Darkening skies still carry a sense of dread for Mercy co-workers who endured the tornado that destroyed the hospital in Joplin in 2011. But time has helped temper those feelings, and storm-hardened features integrated into the new hospital give co-workers confidence they can care for patients in case of another devastating storm.
“I grew up on a farm, so I’ve always been attuned to the weather,” said Kevin Kepley, critical care nurse manager in Joplin. “For a while, we were on high alert, but now it doesn’t really bother me as much. There’s a sense of comfort knowing the windows in the critical care areas are rated for hurricane wind speeds. And knowing there are hurricane doors that we can close to create a safe zone for our patients.”
The historic tornado offered many lessons about how to build facilities that could withstand a destructive storm. Features like laminated safety glass, concrete exterior panels and below-grade shelters were incorporated into the new hospital, opened in 2015. Mercy did not stop there.
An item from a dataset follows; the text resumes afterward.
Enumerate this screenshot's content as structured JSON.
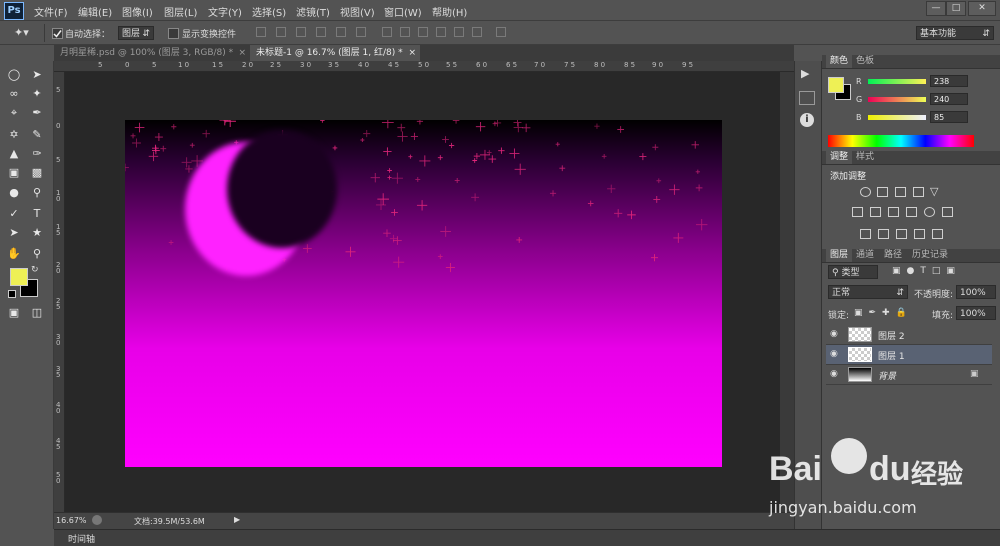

Knowing many Mercy facilities lie in zones prone to tornadoes, Mercy has built storm-hardened features into projects across Arkansas, Kansas, Missouri and Oklahoma.
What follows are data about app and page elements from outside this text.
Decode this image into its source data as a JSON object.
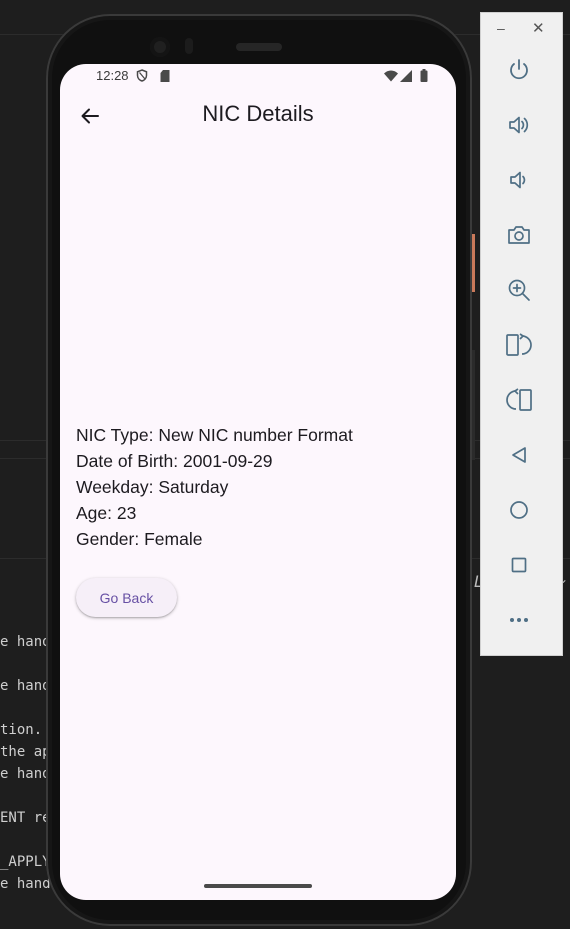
{
  "background_editor": {
    "code_fragments": [
      "e hand",
      "e hand",
      "tion.",
      "the ap",
      "e hand",
      "ENT re",
      "_APPLY",
      "e hand"
    ],
    "gutter_text": "L",
    "gutter_chevron": "⌄"
  },
  "status_bar": {
    "time": "12:28"
  },
  "app_bar": {
    "title": "NIC Details",
    "back_icon": "arrow-left-icon"
  },
  "details": {
    "nic_type": "NIC Type: New NIC number Format",
    "date_of_birth": "Date of Birth: 2001-09-29",
    "weekday": "Weekday: Saturday",
    "age": "Age: 23",
    "gender": "Gender: Female"
  },
  "actions": {
    "go_back_label": "Go Back"
  },
  "emulator_toolbar": {
    "minimize": "–",
    "close": "✕",
    "tools": [
      "power-icon",
      "volume-up-icon",
      "volume-down-icon",
      "camera-icon",
      "zoom-in-icon",
      "rotate-left-icon",
      "rotate-right-icon",
      "back-icon",
      "home-icon",
      "overview-icon",
      "more-icon"
    ]
  },
  "colors": {
    "screen_background": "#fdf7fd",
    "primary": "#6750a4",
    "text": "#1d1b20",
    "button_surface": "#f6eff8",
    "toolbar_background": "#f0f0f0",
    "toolbar_icon": "#4f6f85"
  }
}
The features vary by community and by the type of facility. Clinics serving ambulatory patients can be evacuated quickly, so they are most likely to feature just safety glass and small shelters. In hospitals, patients and co-workers must shelter in place, so more storm-hardened features, including lightweight concrete roofs and concrete-enclosed stairwells, are integrated into designs, said John Farnen, Mercy vice president of planning, design and construction.
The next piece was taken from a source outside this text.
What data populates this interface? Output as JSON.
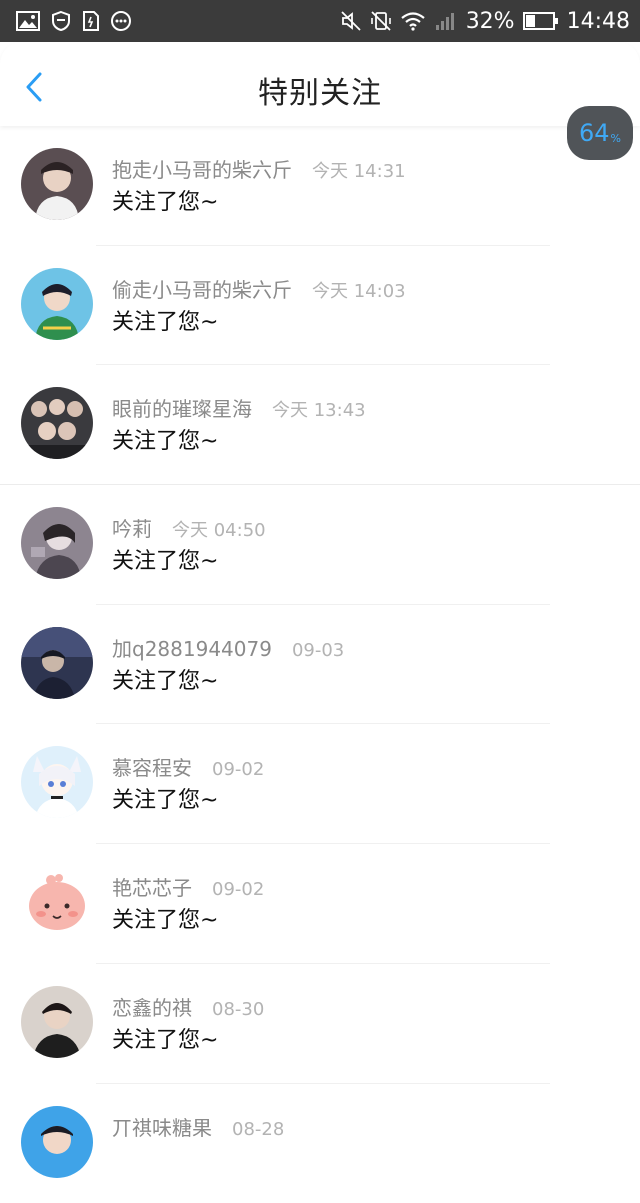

“In a hospital, we do more, because we can’t easily vacate a hospital tower or move patients to a basement,” he said.
Maintaining power during a disaster is paramount, and all new Mercy facilities are served by two substations in addition to generators enclosed in concrete bunkers. Electric cables are buried to prevent lines being downed by debris.
For every project, local leaders evaluate risks and decide which features are necessary, Farnen said. Mercy has found storm-hardened features generally add a 2-3 percent increase to a project’s budget.
“Each facility is a little bit different, and local leaders know their community best,” Farnen said.
In St. Louis, near the New Madrid fault, new facilities incorporate earthquake-resistant features not needed elsewhere, for example.
Safety considerations have to be weighed against the desire to create a warm, welcoming hospital for visitors and spaces that promote healing for patients, Farnen said.
“Below ground is still the best place to be, no matter what we do to a building, but that’s not what’s best for patients. Patients need natural light to heal. Code requires all patient rooms have windows - and that’s for good reason,” he said.
As a result, building designs try to strike a balance between aesthetics and safety.
“We can design the building in a way that it doesn’t look like a concrete fortress. There will be a concrete roof, but people don’t even know it’s concrete,” he said. “It has the look and feel that we want, but we can still make it as safe as possible.”
Tornado season is generally considered to peak from April through June, and Joplin and other communities across Mercy have already had storm warnings this year.
Storm season always causes tension in the Joplin area, said Dennis Manley, chief nursing officer for Mercy Joplin and Carthage.
“We have a heightened sense of awareness and with that comes an increased level of anxiety,” he said. “The added storm hardening that was included in the construction of the new hospital provides a level of comfort and a sense of additional protection from the unpredictable severe weather that we experience this time of year.”
Farnen said he has confidence that the storm-hardened features will ensure co-worker and patient safety during a tornado. There’s no data to prove that, however.
“Different components have been tested, but there hasn’t been a test of the entire building with storm-hardened features Mercy now puts in place,” he said. “I hope there never is, because I hope Joplin was once in a lifetime.”